Hank Azaria has announced that he will no longer be providing the voice of Apu in The Simpsons, but has suggested the character might live on with a new actor.
“I won’t be doing the voice anymore, unless there’s someway to transition it or something,” Azaria has said in an interview with SlashFilm.
Hank Azaria has mutually agreed with ‘The Simpsons’ to stop voicing Apu — ‘I won’t be doing the voice anymore, unless there’s someway to transition it … We all feel like it’s the right thing’
— Fandom (@getFANDOM) January 17, 2020
“What they’re going to do with the character is their call. It’s up to them and they haven’t sorted it out yet.

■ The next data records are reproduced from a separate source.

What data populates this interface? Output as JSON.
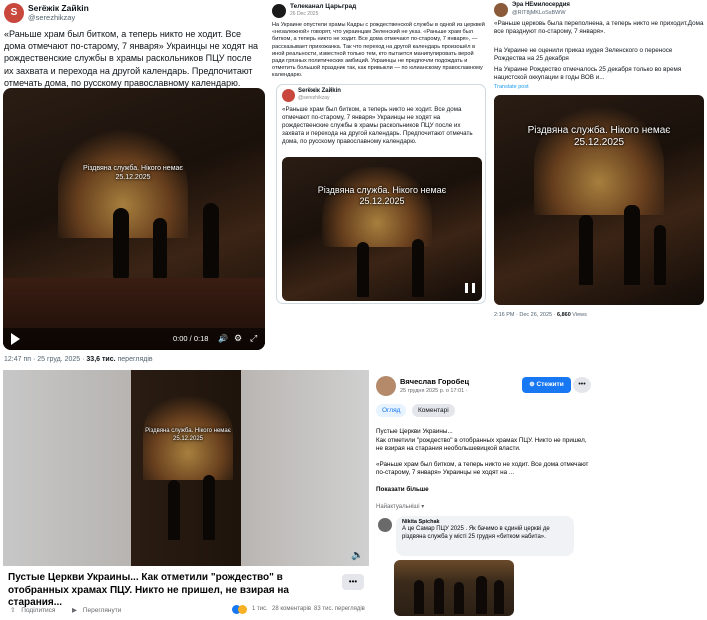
{
  "post1": {
    "avatar_initial": "S",
    "name": "Serёжік Zaйkin",
    "handle": "@serezhikzay",
    "text": "«Раньше храм был битком, а теперь никто не ходит. Все дома отмечают по-старому, 7 января» Украинцы не ходят на рождественские службы в храмы раскольников ПЦУ после их захвата и перехода на другой календарь. Предпочитают отмечать дома, по русскому православному календарю.",
    "video_caption_line1": "Різдвяна служба. Нікого немає",
    "video_caption_line2": "25.12.2025",
    "time": "0:00 / 0:18",
    "footer": "12:47 пп · 25 груд. 2025 ·",
    "views": "33,6 тис.",
    "views_label": "переглядів"
  },
  "post2": {
    "name": "Телеканал Царьград",
    "date": "26 Dec 2025",
    "text": "На Украине опустели храмы Кадры с рождественской службы в одной из церквей «незалежной» говорят, что украинцам Зеленский не указ. «Раньше храм был битком, а теперь никто не ходит. Все дома отмечают по-старому, 7 января», — рассказывает прихожанка. Так что переход на другой календарь произошёл в иной реальности, известной только тем, кто пытается манипулировать верой ради грязных политических амбиций. Украинцы не предпочли подождать и отметить большой праздник так, как привыкли — по юлианскому православному календарю.",
    "quote_name": "Serёжік Zaйkin",
    "quote_handle": "@serezhikzay",
    "quote_text": "«Раньше храм был битком, а теперь никто не ходит. Все дома отмечают по-старому, 7 января» Украинцы не ходят на рождественские службы в храмы раскольников ПЦУ после их захвата и перехода на другой календарь. Предпочитают отмечать дома, по русскому православному календарю.",
    "caption_line1": "Різдвяна служба. Нікого немає",
    "caption_line2": "25.12.2025"
  },
  "post3": {
    "name": "Эра НЕмилосердия",
    "handle": "@RIT8jMKLoSsBWW",
    "text1": "«Раньше церковь была переполнена, а теперь никто не приходит.Дома все празднуют по-старому, 7 января».",
    "text2": "На Украине не оценили приказ иудея Зеленского о переносе Рождества на 25 декабря",
    "text3": "На Украине Рождество отмечалось 25 декабря только во время нацистской оккупации в годы ВОВ и...",
    "translate": "Translate post",
    "caption_line1": "Різдвяна служба. Нікого немає",
    "caption_line2": "25.12.2025",
    "footer": "2:16 PM · Dec 26, 2025 ·",
    "views": "6,860",
    "views_label": "Views"
  },
  "post4": {
    "caption_line1": "Різдвяна служба. Нікого немає",
    "caption_line2": "25.12.2025",
    "title": "Пустые Церкви Украины... Как отметили \"рождество\" в отобранных храмах ПЦУ. Никто не пришел, не взирая на старания...",
    "more": "•••",
    "share_label": "Поділитися",
    "views_label": "Переглянути",
    "reactions": "1 тис.",
    "comments": "28 коментарів",
    "views": "83 тис. переглядів"
  },
  "post5": {
    "name": "Вячеслав Горобец",
    "date": "25 грудня 2025 р. о 17:01 ·",
    "follow": "Стежити",
    "tab1": "Огляд",
    "tab2": "Коментарі",
    "body_line1": "Пустые Церкви Украины...",
    "body_line2": "Как отметили \"рождество\" в отобранных храмах ПЦУ. Никто не пришел, не взирая на старания необольшевицкой власти.",
    "body_quote": "«Раньше храм был битком, а теперь никто не ходит. Все дома отмечают по-старому, 7 января» Украинцы не ходят на ...",
    "show_more": "Показати більше",
    "sort_label": "Найактуальніші",
    "commenter": "Nikita Spichak",
    "comment": "А це Самар ПЦУ 2025 . Як бачимо в єдиній церкві де різдвяна служба у місті 25 грудня «битком набита»."
  }
}
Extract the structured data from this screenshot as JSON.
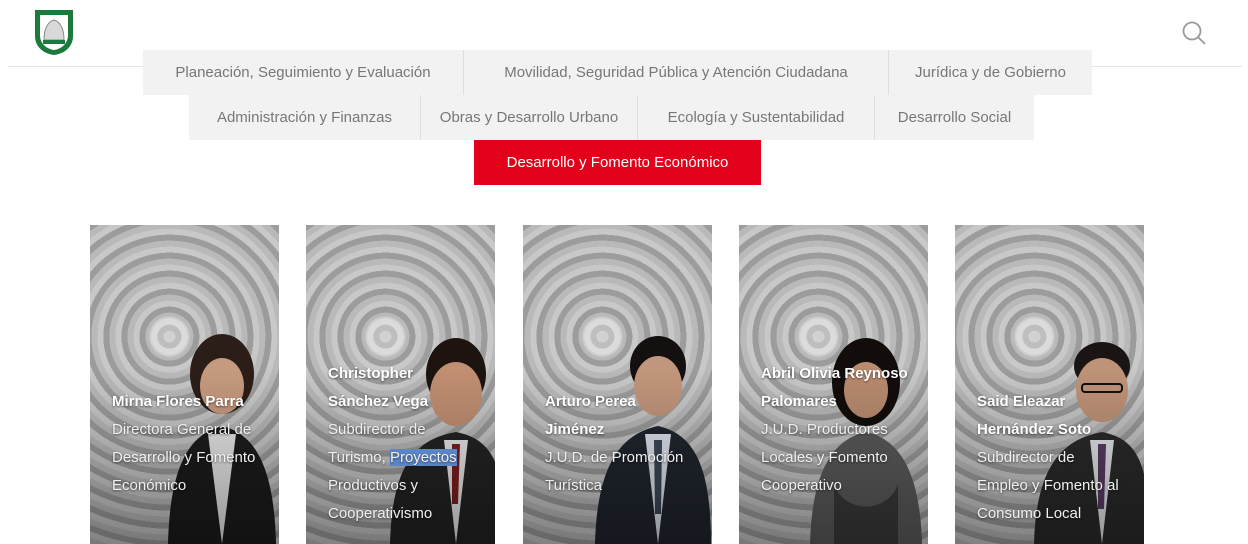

All we’ve agreed on is I won’t do the voice anymore.”
The character of Apu Nahasapeemapetilon had grown increasingly problematic for Azaria, drawing accusations of racism and stereotyping for its exaggerated accent and mannerisms.
The release of comedian Hari Kondabolu’s 2017 documentary The Problem with Apu only served to intensify the debate. The film explored how people of South Asian descent felt about the portrayal about the Indian Kwik-E-Mart owner and the impact it had on them.
The Simpsons addressed the controversy in a 2018 episode, in which Lisa says “something that started decades ago and was applauded and inoffensive is now politically incorrect. What can you do?”
She then looks over at a framed picture of Apu, which has the line “Don’t have a cow!” written on it.
Series creator Matt Groening discussed the issue in an interview in which he said “I’m proud of what we do on the show. And I think it’s a time in our culture where people love to pretend they’re offended”.
Following the documentary’s release, Azaria said he would be willing to stop playing the character.
“I think the most important thing is to listen to Indian people and their experience with it,” he said at the time. “I really want to see Indian, South Asian writers in the writers room … including how (Apu) is voiced or not voiced. I’m perfectly willing to step aside. It just feels like the right thing to do to me.”
“The idea that anyone young or old, past or present, being bullied based on Apu really makes me sad,” he continued.
“It certainly was not my intention. I wanted to bring joy and laughter to people.”